I would normally be just starting production on the next season’s shows now, but we’re actually still finishing up the last few shoots for this current season. A couple weeks ago we shot a Corvette piece in Texas that will air on May 15th, and last week we shot an absolutely killer pair of cars in Glendora, CA. A ’39 Ford Pro-street and customized ’53 Stude.
In the interest of full disclosure, I will admit that I am a known Stude guy, but regardless, both cars were excellently done and fairly extreme, yet completely streetable. The streetable part might be debatable with the ’39 since I’m sure it bumps up against the noise pollution limits of peaceful Glendora, but man what a sound!
I had first run into the Stude and its owner, Leonard Knight, at the SEMA charity car show last year in Pasadena. There were a lot of nice cars at that show, but that one really caught my eye. It didn’t hurt that it was green either. (I’m also a known green-car guy).
I’ve always thought the so-called Lowey Coupe (even tho it was actually designed by Bob Bourke) was one of the best automotive designs ever. It also seems to lend itself particularly well to customization.
It looks like Auto Expo 2010 in Hawkesbury, Ontario will be the only Canadian location in the upcoming season. I always try to do a couple Canadian-based episodes per season since the show has such a strong and loyal north-of-the-border following, but it just didn’t work out that way this year.
No worries tho, this little town on the Ontario/Quebec border about halfway between Ottawa and Montreal puts on a heck of a show and packed about 700 cars into just about every nook and cranny the town had. It’ll make an episode that all Canadians can be proud of!
The day was a bit chilly, but we were certainly given a warm reception. And they fixed us up with a couple of the coolest golf carts I’ve ever seen to get around in.
It’s been a long time since I’ve done a marque-specific show (e.g. all Ford, all Chrysler); let alone a model-specific one like all Camaro or all T-bird. And although I’ve touched on Japanese cars a few times throughout the years, I’ve never done an all Japanese show. So when I was contacted by the Z-Con folks to cover the 23rd annual Datsun/Nissan Z-car convention at Nissan’s North American headquarters in Franklin, TN my first reaction was, “There’s an annual gathering of Z-cars that’s been going on for 23 years?!?”
My second thought/concern tho was whether there’d be enough diversity in the cars to make an interesting episode especially since they all share such similar lines. I decided to give it a go anyway and was pleasantly surprised that there was plenty to pick from.
The Datsun 240Z came to the US in 1970, and it was the beginning of putting Japanese performance on the map. They were slick, sleek, affordable, and lots of fun to drive. For most folks, this was the first Japanese sports car they’d ever seen. If you lived on the west coast, you may have been familiar with their predecessors the Datsun 1600 and 2000 roadsters, but not many of these made it very far east. The 240Z however was marketed coast-to-coast.
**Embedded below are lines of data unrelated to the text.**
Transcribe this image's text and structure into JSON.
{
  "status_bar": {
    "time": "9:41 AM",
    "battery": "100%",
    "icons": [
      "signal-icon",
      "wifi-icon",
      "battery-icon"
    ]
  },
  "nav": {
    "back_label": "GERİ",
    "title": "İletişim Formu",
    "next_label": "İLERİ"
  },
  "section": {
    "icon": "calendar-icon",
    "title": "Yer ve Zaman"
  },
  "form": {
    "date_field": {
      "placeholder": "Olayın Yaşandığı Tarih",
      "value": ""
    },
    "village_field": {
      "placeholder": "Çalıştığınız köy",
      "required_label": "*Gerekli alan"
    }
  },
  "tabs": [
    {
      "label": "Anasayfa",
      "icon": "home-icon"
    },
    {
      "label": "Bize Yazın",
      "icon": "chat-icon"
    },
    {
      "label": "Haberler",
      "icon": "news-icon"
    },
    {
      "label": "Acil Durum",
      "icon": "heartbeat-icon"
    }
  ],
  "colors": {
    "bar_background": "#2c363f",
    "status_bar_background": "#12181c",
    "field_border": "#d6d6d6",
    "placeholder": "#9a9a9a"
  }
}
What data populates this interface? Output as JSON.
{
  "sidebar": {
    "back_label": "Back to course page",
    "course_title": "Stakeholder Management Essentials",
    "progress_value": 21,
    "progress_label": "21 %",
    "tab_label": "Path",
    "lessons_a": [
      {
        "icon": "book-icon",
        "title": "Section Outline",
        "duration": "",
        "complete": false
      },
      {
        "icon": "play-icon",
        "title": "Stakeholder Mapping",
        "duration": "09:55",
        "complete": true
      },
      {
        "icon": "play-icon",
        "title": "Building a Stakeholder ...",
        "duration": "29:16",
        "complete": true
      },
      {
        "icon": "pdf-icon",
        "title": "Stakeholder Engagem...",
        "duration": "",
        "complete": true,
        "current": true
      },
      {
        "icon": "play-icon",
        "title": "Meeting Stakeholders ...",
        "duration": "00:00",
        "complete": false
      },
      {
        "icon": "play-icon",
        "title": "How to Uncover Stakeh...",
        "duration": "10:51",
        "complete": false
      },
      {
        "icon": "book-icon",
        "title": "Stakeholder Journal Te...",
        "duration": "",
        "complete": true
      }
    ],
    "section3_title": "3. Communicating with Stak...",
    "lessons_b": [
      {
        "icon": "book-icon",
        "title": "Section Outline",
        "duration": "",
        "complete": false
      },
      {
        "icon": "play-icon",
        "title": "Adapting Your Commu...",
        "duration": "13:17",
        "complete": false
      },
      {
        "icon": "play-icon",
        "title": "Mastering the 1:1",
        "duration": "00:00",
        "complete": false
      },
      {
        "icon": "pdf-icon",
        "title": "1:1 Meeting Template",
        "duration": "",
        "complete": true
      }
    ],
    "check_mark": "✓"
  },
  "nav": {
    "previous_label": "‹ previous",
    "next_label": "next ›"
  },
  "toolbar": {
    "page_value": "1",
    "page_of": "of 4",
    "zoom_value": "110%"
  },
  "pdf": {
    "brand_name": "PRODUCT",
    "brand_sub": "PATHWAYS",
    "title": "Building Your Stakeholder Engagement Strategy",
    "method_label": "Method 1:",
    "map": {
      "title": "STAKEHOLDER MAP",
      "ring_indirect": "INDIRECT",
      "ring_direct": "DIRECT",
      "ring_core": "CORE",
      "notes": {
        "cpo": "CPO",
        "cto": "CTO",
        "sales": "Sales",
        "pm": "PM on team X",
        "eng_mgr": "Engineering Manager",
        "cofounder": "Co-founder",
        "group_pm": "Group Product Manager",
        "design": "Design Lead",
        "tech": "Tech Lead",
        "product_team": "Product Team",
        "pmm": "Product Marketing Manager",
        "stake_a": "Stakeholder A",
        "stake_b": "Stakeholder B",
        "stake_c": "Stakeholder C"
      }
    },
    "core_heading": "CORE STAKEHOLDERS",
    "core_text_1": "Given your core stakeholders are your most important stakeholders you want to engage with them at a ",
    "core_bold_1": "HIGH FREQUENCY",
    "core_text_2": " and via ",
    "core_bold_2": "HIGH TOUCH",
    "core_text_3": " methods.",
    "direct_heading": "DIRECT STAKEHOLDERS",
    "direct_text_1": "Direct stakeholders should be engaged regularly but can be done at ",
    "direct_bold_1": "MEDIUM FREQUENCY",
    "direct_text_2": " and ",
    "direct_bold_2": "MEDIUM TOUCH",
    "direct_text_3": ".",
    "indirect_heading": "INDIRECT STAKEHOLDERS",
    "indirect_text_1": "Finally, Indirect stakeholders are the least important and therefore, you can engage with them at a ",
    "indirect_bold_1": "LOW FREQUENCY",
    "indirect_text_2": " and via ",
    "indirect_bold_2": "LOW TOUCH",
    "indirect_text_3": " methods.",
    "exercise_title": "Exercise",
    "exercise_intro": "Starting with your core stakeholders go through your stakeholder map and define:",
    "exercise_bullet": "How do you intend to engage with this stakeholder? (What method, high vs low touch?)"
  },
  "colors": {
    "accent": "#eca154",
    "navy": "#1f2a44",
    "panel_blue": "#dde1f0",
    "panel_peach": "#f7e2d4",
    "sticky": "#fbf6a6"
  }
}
The Nissan headquarters made a great backdrop for the show and since Franklin is just outside Nashville, the club had also engaged one of the many great local bands to provide the music for the day rather than going the typical DJ route. The band was The Dirty Curties, an all-female group which struck me as appropriate since the Z-cars and the roadsters before them went by the model name, Fairlady, in Japan. The band was great and Datsun was wise to rename the cars for the US market.
I recently had a chance to shoot a couple really cool muscle Mercs and didn’t even have to leave my home base of Evansville, IN to do it. I had met their owner about five years ago at a small local cruise-in. I don’t actually get to go to those very often since I’m usually on the road, and when I am home I’m too busy trying to catch up on things before I leave again. But this particular one was a fund raiser, I happened to be in town, and a friend of mine had really put the arm on me to attend.
I recall driving my ’56 Lincoln and was just hanging out and chatting with people when this black ’64 Merc Park Lane Marauder pulled in. I think I stopped whatever conversation I was in mid-sentence and made a beeline to that car. I don’t actually recall ever seeing one before, and I just thought it looked incredibly sharp.
It was completely stock; jet black hardtop with a white interior and a factory 4-speed. Being a Park Lane, it was Mercs highest trim level so it was pretty decked out. 1964 was also Merc’s 25th year of existence so it had a few additional 25th Anniversary touches too.
There were very few 4-speed Marauders produced and most of them came with 427’s, but this one had an ultra-rare 390 Super Marauder engine with special large-valve heads and unique cast exhaust manifolds. There were probably fewer than five cars like this one made.
The owner, Tom Lantz, had found the car in Montana and although it needed paint and interior, it was a solid car. He took care of the cosmetics but hadn’t touched the engine which was still running strong at about 78k miles.
I fell in love with the car and enjoyed talking to Tom. I could tell he was a pretty serious performance Ford guy, and his attendance at this cruise-in had definitely made my day.
I pretty much lost track of Tom and that car till I got an email from him earlier this year alerting me to the fact that he had just completed another monster Merc that he thought I might get a kick out of. He was right.